That understanding forges love into an ironclad circle, starting with God’s unconditional love for each of us, which renews and remakes bodies, souls and spirits, then continuing to raise us up such that unconditional love becomes our instinctive expression toward others as a way of responding in thankfulness to God’s unconditional love to us.
Love is only fully realized, only fully unconditional, when it is being shared freely from heaven above and upon the earth below. We who are fully and unconditionally loved by God honor and abide in that love most completely and faithfully when we eagerly and gladly share that love with others. To look lovingly after the interests of others inescapably benefits everyone in the community and therefore benefits oneself.
Just be careful not to let your extension of unconditional love provide an excuse for failing to attend to your own needs and exercise good stewardship of self, or create a smoke-screen for hiding your own desperation and deficiency. Paul assumes in all this that we’re all well-versed in honest self-assessment, that you know where you stand, where your strengths and weaknesses lie, and that you will build upon your strengths and shore up your weaknesses through prayer and spiritual discipline.
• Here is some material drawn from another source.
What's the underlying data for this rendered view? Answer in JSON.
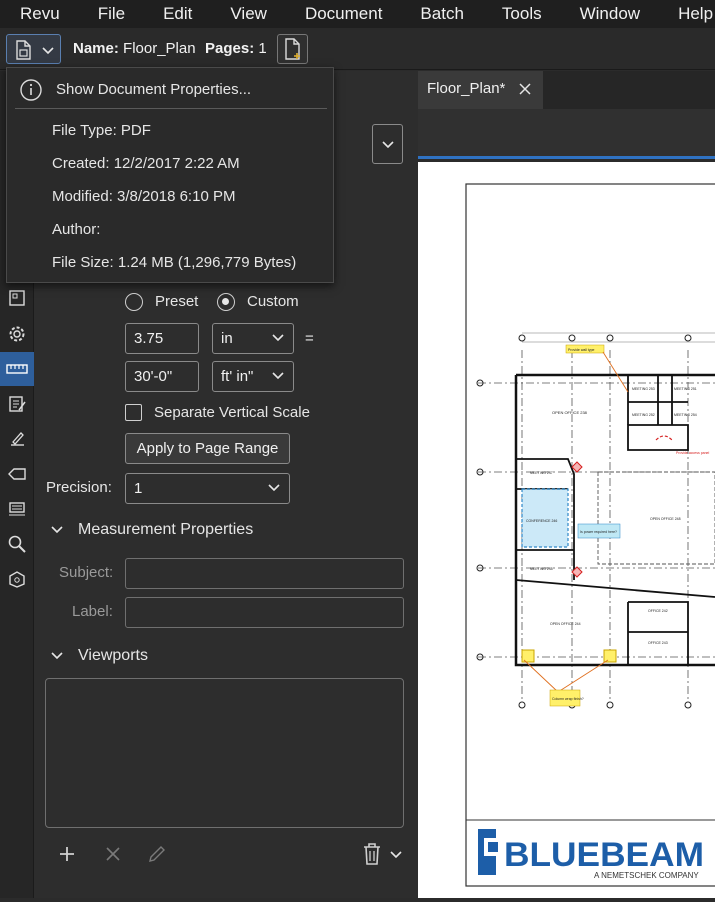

As great and powerful as unconditional love is, it crashes and burns when it becomes an excuse for avoiding good self-care or clouding honest self-assessment. Absent the stewardship of self-care that Paul assumes exists in everyone, love cannot properly engage the person you really are with another. You cannot enter into the brokenness of another without entering into the brokenness of yourself.
Yet, in the end, despite all its complexities and ambiguities, love endures – in Paul’s eyes, even greater than faith and hope.
That means that the unconditional love we share endures beyond us to become our legacy. Our sharing of unconditional love is the compassion, the empathy, the forgiveness – the grace, that we leave behind in the souls and spirits of others.
Taking seriously that our unconditional loving is our legacy – what we leave behind after we’re gone – demands a Spirit-led reorganization of one’s priorities, an honest reassessment of how we spend (or hoard) our time, talent, and treasure, and a faithful redistribution of those gifts that expresses God’s love for us. And in all that reorganizing, reassessing, and redistributing, the God of Love is glorified, and our legacy of love is maximized.
The artworld has long depicted faith, hope, and love as three women. You see them, for example, in El Greco’s Modena Triptych, in which three women stand together at the crucifixion of Christ. El Greco depicts Love surrounded by children clinging to her legs and resting in her arms. El Greco seemingly understands as Paul does that Love is known by her offspring and the company they keep.
And thus ancient, ever-true words beg hard questions: What kind of children are you raising? What kind of legacy are you nurturing? What kind of person does God want you to become?
Pastor Grant M. VanderVelden shared this message on Sunday, September 11 , 2022, as part of his current sermon series, “Becoming Disciples: The Story of God with Us.” Scholarship, commentary, and reflection by J. Paul Sampley inform the message.